Tanqueray Export, No:Ten from Tanqueray and Bombay Sapphire branded atomizers.

For this article on Martini Gadgets, I’ll be looking at a less obscure, but ultimately more useful, device. An atomizer is a small vessel or canister that you fill with vermouth and when you press the cap, a fine mist of vermouth sprays out. Essentially, it’s a perfume atomizer/bottle.

There are a variety of these still available “today” and they often come in Martini Gift Packs; I think I got the one below in a John Lewis sale.

Does it work?

There are two main ways to use the vermouth atomizer:

#1 Once your gin is chilled and has been poured into a glass, spray a little vermouth over the glass so that the mist settles on the top of the drink. This uses vermouth as more of a garnish and doesn’t really “mix” the drink.

A "naked" Martini using method #2 (below) a Tanqueray Atomizer, Noilly Prat Vermouth and TAURUS Gin.

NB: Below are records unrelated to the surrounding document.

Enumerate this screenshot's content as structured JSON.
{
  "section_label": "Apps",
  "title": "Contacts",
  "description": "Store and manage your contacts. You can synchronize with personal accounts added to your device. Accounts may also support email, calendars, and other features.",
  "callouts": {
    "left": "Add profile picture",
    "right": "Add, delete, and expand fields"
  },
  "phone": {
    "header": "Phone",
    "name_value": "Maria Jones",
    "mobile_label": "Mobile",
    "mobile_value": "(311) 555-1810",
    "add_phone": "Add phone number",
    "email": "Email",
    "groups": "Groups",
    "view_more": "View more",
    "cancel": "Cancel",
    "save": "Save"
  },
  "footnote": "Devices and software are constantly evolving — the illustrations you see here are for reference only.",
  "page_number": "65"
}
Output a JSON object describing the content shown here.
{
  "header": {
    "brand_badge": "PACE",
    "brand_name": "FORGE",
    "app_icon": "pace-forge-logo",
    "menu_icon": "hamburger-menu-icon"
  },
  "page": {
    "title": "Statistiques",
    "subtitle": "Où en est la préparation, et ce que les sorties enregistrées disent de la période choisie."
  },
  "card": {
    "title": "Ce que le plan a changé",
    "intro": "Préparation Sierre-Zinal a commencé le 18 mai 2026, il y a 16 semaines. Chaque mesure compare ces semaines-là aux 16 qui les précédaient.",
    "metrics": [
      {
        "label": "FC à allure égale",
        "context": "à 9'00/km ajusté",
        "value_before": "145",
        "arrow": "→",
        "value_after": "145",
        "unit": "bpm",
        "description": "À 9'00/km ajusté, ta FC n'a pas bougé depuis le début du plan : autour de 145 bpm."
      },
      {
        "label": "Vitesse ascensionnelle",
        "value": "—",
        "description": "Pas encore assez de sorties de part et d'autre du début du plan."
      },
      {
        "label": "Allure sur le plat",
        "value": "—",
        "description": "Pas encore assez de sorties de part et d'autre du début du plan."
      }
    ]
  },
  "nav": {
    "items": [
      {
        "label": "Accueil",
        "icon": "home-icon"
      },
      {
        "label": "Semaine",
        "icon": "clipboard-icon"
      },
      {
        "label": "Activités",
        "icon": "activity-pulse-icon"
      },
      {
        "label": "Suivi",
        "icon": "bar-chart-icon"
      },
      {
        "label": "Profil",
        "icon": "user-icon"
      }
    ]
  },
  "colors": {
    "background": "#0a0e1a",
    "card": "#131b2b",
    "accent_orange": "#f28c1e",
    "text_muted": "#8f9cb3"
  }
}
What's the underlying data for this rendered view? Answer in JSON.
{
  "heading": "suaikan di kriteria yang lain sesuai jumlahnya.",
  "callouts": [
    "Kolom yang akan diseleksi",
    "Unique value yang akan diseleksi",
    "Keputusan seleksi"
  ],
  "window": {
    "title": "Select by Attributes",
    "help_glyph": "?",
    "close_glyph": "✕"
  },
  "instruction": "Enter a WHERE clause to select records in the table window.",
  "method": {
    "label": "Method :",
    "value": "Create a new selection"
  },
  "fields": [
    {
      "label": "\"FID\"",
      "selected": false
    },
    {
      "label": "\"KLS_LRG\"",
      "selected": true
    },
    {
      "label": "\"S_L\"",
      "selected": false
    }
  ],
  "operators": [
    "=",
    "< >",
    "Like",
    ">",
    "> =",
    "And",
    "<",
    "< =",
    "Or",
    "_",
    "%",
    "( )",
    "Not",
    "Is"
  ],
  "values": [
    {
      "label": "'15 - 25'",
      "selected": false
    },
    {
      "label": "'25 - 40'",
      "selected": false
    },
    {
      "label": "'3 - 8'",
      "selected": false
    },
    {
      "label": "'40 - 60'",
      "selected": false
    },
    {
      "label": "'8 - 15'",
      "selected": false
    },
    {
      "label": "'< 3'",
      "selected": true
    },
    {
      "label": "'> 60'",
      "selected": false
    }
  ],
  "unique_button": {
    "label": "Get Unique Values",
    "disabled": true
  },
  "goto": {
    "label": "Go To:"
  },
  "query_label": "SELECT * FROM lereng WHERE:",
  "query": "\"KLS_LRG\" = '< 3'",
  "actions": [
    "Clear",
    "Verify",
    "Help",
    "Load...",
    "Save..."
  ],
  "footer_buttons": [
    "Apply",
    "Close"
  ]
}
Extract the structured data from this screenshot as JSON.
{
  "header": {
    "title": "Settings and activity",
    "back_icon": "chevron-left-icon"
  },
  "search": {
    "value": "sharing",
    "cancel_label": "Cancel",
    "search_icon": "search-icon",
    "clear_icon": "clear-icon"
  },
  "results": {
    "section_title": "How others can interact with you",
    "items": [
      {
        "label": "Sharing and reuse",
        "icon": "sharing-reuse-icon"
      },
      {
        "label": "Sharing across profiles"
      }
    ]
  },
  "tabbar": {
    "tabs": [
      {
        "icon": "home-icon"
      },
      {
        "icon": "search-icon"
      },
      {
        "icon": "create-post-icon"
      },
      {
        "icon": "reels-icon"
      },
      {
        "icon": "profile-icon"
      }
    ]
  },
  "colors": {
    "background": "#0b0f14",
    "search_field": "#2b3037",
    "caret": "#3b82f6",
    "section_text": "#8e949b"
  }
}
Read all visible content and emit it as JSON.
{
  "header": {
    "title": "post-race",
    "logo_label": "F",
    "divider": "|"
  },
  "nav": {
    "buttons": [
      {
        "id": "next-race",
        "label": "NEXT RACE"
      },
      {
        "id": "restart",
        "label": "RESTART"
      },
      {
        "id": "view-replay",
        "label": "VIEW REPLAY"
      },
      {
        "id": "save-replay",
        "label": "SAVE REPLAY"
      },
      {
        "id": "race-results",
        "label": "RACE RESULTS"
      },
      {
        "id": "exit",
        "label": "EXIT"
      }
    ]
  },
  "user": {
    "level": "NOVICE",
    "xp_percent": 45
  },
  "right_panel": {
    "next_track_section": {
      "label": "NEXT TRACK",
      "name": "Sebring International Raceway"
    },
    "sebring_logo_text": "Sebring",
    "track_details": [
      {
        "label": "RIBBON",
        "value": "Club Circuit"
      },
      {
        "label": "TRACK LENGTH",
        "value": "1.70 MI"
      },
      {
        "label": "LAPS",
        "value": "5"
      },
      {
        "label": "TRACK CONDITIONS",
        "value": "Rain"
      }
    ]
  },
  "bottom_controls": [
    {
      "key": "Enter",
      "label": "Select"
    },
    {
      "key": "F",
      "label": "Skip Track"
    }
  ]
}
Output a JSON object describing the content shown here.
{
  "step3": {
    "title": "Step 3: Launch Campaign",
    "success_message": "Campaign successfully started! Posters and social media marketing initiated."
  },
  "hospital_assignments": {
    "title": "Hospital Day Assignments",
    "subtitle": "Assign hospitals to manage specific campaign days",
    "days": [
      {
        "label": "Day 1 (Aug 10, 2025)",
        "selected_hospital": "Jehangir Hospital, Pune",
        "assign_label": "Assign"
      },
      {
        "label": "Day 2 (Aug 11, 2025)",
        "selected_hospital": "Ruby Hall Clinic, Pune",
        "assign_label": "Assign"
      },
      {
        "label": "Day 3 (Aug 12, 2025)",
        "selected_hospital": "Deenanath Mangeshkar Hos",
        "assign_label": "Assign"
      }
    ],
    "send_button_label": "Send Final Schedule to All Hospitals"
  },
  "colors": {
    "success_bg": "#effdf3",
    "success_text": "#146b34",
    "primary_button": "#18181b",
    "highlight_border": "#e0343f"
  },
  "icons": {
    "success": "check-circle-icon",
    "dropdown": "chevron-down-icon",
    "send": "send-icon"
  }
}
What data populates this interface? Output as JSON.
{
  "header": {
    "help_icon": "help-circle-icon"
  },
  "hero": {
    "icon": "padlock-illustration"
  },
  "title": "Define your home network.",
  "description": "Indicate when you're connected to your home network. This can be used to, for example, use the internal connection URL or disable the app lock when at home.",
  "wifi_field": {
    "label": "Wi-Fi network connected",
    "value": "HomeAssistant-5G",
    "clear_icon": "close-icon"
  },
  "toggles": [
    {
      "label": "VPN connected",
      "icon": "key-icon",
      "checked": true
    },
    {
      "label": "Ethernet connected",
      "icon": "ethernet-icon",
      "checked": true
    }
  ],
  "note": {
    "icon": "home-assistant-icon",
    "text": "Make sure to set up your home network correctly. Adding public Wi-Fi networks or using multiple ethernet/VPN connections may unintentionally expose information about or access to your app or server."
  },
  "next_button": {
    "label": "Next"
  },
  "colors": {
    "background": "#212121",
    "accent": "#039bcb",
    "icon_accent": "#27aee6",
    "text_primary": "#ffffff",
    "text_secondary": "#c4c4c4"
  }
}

#2 The second method is a twist on a glass rinse. Take an empty, chilled Martini glass and spritz the inside with the martini atomizer, before adding the chilled gin. If you like a little dilution in your Martini, you can stir (or shake) the gin with ice before straining and pouring it in. Otherwise, you could keep the gin in the freezer and just add it to the glass. This is the “Naked” method of Martini mixing.